Some recreational low-time pilots feel most comfortable with the airplane in which they initially trained, and may stay with it their entire careers. Pilots who decide to fly for a living, however, tend to move on quickly to turboengine airplanes and jets, as most paying jobs involve these types of planes.
Turboprops and Larger Piston Aircraft
For the most part, insurance agencies only permit commercial pilots and CFI’s to fly turboprops and larger piston aircrafts. Turboprops are airplanes with turbine engines. Propellers are used to help drive the aircraft. Turboprops are more efficient and lightweight than jets, and are therefore able to carry a lot of cargo and passengers. If an airplane can fly at lower speeds and only short runways are available, they are an attractive choice.

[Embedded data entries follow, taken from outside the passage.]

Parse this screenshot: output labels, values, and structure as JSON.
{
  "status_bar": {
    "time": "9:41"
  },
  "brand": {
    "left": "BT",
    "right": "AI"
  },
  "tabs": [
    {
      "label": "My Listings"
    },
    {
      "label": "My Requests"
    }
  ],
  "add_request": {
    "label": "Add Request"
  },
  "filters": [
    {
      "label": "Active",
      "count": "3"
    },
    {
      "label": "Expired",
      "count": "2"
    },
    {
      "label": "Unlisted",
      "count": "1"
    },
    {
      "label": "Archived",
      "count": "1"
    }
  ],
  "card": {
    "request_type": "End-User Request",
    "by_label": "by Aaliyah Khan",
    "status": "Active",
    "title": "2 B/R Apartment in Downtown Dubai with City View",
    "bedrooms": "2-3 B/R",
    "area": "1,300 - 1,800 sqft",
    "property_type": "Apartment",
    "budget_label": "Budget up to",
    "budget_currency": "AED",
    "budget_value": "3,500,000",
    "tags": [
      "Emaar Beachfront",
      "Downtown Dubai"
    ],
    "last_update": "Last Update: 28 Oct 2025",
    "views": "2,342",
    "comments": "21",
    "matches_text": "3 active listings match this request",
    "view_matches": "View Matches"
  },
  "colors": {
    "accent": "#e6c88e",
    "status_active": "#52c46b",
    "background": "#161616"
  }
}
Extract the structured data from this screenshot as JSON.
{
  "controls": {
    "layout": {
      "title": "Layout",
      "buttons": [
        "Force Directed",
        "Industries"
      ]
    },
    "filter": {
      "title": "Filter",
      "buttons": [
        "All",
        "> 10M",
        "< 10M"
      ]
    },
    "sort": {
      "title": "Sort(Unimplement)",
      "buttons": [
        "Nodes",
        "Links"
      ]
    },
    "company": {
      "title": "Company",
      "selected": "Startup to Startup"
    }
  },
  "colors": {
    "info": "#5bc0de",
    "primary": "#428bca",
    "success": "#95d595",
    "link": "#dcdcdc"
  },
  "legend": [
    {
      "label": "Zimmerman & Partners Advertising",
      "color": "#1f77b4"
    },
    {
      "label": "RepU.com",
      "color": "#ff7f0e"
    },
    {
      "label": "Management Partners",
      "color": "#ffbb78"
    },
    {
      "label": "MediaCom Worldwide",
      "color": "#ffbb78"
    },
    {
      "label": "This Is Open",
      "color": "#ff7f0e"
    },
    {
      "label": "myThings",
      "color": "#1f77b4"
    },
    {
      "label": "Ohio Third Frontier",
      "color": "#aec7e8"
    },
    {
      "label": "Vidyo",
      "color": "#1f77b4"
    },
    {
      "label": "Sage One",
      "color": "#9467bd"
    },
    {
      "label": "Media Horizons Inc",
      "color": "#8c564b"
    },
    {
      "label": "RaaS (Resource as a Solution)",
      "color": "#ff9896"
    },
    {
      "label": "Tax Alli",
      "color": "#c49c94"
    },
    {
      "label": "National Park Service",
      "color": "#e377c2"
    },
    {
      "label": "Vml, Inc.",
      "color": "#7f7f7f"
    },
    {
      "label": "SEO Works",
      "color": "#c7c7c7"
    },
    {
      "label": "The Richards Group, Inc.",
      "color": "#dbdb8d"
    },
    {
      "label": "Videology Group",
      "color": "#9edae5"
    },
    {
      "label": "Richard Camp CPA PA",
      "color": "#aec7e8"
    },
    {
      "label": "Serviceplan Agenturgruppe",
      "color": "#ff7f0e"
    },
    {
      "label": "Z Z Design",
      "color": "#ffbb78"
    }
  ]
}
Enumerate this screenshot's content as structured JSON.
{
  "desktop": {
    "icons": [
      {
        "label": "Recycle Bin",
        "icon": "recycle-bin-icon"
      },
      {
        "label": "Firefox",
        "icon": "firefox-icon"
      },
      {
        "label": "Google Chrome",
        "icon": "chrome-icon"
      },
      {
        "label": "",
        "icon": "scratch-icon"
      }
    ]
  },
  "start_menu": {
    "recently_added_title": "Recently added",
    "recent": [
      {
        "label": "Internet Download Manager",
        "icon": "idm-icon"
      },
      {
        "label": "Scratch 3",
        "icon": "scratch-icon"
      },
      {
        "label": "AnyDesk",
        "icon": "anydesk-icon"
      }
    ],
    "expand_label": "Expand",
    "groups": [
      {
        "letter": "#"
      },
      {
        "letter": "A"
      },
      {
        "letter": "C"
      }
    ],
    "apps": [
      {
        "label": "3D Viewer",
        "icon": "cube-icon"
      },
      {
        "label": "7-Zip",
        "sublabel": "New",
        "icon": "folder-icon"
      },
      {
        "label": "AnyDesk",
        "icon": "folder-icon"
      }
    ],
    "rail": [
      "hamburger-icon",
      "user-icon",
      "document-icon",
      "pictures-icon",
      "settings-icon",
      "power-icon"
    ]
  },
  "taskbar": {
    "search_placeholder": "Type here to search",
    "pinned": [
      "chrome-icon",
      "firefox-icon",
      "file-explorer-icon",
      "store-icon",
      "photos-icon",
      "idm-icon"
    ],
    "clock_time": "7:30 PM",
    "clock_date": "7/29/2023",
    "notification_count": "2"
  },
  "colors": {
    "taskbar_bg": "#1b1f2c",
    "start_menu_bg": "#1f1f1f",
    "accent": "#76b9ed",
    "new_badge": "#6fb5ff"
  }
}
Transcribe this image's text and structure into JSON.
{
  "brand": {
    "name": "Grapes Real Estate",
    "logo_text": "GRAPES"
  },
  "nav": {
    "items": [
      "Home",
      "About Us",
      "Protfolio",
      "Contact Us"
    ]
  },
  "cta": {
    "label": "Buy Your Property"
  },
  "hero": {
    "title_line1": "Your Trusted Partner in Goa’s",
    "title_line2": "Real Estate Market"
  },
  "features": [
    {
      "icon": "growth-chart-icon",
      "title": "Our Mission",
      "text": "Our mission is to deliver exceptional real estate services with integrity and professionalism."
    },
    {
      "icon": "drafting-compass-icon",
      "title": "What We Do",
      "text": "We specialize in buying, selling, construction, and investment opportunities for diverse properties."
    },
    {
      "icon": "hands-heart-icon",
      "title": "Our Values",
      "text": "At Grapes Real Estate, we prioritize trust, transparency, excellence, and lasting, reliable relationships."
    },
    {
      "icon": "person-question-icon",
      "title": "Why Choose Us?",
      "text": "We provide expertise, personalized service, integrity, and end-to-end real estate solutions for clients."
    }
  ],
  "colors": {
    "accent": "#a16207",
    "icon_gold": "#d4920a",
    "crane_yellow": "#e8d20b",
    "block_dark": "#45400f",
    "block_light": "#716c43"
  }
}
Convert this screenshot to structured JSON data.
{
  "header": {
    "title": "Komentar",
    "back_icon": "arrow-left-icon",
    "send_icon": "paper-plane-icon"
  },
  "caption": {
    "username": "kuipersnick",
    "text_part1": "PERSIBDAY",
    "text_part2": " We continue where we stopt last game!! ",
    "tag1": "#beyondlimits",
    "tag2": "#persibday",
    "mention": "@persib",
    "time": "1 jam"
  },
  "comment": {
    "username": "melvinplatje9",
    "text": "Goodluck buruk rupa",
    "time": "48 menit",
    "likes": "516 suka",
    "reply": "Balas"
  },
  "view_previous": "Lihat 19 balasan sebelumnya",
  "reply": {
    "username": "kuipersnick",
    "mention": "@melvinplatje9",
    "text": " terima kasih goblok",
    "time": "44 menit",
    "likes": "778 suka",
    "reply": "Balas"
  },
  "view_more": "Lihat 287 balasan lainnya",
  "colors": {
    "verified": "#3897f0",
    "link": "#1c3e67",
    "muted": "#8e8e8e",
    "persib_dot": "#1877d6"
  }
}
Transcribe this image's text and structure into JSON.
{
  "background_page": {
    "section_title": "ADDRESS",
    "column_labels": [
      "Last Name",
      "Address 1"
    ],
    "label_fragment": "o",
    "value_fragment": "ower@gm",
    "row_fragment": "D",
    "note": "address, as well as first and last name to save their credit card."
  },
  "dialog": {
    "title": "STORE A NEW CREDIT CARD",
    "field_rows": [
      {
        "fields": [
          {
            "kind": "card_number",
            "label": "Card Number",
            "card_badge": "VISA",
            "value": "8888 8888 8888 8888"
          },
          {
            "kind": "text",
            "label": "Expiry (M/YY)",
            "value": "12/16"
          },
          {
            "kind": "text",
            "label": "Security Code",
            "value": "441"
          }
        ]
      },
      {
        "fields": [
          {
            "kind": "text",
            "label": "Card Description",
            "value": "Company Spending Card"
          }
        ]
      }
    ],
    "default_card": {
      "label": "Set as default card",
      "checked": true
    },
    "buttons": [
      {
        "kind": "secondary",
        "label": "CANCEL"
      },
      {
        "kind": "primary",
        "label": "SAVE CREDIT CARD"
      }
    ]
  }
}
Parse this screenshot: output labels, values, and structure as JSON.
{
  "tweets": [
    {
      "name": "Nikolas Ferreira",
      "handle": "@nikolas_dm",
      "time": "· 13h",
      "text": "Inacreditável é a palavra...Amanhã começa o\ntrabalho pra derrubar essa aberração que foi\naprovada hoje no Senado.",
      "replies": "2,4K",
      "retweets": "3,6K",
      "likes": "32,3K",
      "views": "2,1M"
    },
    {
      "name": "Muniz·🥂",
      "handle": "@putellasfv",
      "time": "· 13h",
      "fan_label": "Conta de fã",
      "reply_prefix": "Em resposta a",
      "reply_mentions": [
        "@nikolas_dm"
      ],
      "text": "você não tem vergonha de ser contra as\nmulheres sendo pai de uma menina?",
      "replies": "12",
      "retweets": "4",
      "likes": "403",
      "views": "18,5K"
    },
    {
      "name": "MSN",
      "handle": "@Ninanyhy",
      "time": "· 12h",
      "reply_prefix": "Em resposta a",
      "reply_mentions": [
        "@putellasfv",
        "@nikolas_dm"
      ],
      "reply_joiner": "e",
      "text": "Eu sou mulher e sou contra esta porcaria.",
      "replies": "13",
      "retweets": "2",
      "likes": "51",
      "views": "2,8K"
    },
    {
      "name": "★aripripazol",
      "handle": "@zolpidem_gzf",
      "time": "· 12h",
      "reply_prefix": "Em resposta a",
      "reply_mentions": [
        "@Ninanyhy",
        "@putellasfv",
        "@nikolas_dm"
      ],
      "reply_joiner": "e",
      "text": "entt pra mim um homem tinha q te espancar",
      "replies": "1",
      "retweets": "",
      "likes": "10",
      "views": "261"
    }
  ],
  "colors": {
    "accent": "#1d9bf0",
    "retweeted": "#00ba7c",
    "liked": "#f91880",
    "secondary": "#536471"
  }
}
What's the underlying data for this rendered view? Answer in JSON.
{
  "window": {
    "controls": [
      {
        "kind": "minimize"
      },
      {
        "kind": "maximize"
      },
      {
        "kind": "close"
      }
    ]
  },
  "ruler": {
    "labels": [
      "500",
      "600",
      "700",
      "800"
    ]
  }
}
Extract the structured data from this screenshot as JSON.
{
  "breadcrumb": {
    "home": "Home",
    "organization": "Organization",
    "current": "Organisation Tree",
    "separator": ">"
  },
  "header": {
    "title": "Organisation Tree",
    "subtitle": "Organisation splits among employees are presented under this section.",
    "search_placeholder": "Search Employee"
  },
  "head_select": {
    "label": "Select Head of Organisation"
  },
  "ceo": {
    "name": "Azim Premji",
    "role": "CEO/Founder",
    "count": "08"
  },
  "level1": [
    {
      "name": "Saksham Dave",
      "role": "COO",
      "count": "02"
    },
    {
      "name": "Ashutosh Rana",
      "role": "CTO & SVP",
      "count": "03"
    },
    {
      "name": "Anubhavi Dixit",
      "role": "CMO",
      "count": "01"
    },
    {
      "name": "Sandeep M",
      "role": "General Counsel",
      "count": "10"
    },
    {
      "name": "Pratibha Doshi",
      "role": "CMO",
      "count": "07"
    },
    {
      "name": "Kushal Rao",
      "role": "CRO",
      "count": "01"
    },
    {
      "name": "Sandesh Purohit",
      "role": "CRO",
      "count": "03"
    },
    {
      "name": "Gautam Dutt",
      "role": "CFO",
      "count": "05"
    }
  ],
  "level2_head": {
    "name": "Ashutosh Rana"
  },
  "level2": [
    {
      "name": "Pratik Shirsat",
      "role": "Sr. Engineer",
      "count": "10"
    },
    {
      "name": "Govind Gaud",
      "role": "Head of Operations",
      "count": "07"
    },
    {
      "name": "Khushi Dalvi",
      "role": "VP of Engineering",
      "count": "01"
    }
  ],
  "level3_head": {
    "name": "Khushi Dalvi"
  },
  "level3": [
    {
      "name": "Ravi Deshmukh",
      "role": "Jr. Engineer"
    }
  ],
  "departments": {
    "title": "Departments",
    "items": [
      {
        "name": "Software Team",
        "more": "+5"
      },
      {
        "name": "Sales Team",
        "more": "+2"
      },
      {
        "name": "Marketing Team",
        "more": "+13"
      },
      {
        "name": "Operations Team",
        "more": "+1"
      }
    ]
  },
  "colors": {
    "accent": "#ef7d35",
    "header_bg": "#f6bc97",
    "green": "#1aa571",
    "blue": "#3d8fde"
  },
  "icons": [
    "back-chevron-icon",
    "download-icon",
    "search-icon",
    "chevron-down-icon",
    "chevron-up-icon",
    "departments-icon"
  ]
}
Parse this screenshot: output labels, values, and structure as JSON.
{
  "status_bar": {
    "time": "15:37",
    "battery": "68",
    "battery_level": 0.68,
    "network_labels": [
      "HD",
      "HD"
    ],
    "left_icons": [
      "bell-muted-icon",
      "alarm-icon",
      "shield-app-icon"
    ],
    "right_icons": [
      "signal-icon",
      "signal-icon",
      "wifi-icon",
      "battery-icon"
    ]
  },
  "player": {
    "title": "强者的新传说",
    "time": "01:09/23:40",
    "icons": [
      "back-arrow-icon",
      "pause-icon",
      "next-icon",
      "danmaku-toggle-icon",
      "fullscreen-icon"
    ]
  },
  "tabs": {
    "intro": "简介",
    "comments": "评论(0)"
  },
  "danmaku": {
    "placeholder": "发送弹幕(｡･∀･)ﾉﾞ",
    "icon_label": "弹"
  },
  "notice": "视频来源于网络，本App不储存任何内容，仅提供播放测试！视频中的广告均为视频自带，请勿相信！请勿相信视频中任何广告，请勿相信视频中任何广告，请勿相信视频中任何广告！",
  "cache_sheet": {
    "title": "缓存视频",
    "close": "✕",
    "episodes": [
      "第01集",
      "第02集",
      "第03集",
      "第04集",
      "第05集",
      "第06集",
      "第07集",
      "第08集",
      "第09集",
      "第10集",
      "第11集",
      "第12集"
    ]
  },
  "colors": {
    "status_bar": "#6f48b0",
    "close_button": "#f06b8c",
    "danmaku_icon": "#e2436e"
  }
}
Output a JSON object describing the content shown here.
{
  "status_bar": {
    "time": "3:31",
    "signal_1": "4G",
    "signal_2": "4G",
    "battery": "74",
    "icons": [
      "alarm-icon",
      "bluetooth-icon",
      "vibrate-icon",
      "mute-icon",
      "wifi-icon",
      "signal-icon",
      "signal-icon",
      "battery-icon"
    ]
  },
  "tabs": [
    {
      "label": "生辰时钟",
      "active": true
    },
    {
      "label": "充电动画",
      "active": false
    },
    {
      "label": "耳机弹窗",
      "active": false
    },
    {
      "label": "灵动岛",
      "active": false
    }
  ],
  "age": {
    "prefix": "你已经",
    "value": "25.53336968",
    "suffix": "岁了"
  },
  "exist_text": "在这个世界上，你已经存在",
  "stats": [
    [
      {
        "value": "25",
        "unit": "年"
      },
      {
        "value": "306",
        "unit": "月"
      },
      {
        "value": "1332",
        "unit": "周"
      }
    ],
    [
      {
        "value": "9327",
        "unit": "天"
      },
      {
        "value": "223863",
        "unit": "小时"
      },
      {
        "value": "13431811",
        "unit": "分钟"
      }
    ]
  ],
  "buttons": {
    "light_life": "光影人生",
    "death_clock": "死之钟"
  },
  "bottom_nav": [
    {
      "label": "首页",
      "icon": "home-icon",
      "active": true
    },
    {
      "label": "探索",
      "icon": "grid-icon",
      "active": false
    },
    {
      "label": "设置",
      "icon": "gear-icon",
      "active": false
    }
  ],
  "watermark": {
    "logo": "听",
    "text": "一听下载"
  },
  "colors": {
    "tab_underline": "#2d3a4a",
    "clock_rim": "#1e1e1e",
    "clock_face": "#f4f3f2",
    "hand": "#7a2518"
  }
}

Because of this and their quieter engines, turboprops were used extensively as regional aircraft. Until recently, turboprops were often seen on short airline flights; now, they are largely replaced with small jets. The turboprop classes include the Bombardier Dash 8, the Pilatus PC-12, and the Super King Air.
Types of Planes With a Jet Engine
Most of what is seen in large airports are only flown by pilots with a multi-engine rating and an airline transport pilot license. These are considered necessary for a pilot to fly for an airline or large commercial operations. Earning these can be costly and most pilots add them to their resumes as part of their training when they are hired by airlines. If this is the case, some companies stipulate a training agreement. This demands that the pilot stay in the company’s hire for a certain amount of time or pay back the cost their training.
What about powerful and cutting edge military jets? The United States military has their own equivalency system when it comes to certifying its pilots to sit in the cockpit of these flying weapons. Formerly, almost all airline pilots were veterans of the Navy or Army Air Corps (now the Air Force.) When they left the service, their experience transferred to the airline world. This is still often the case depending on his or her experience and ability to pass a military competency knowledge test.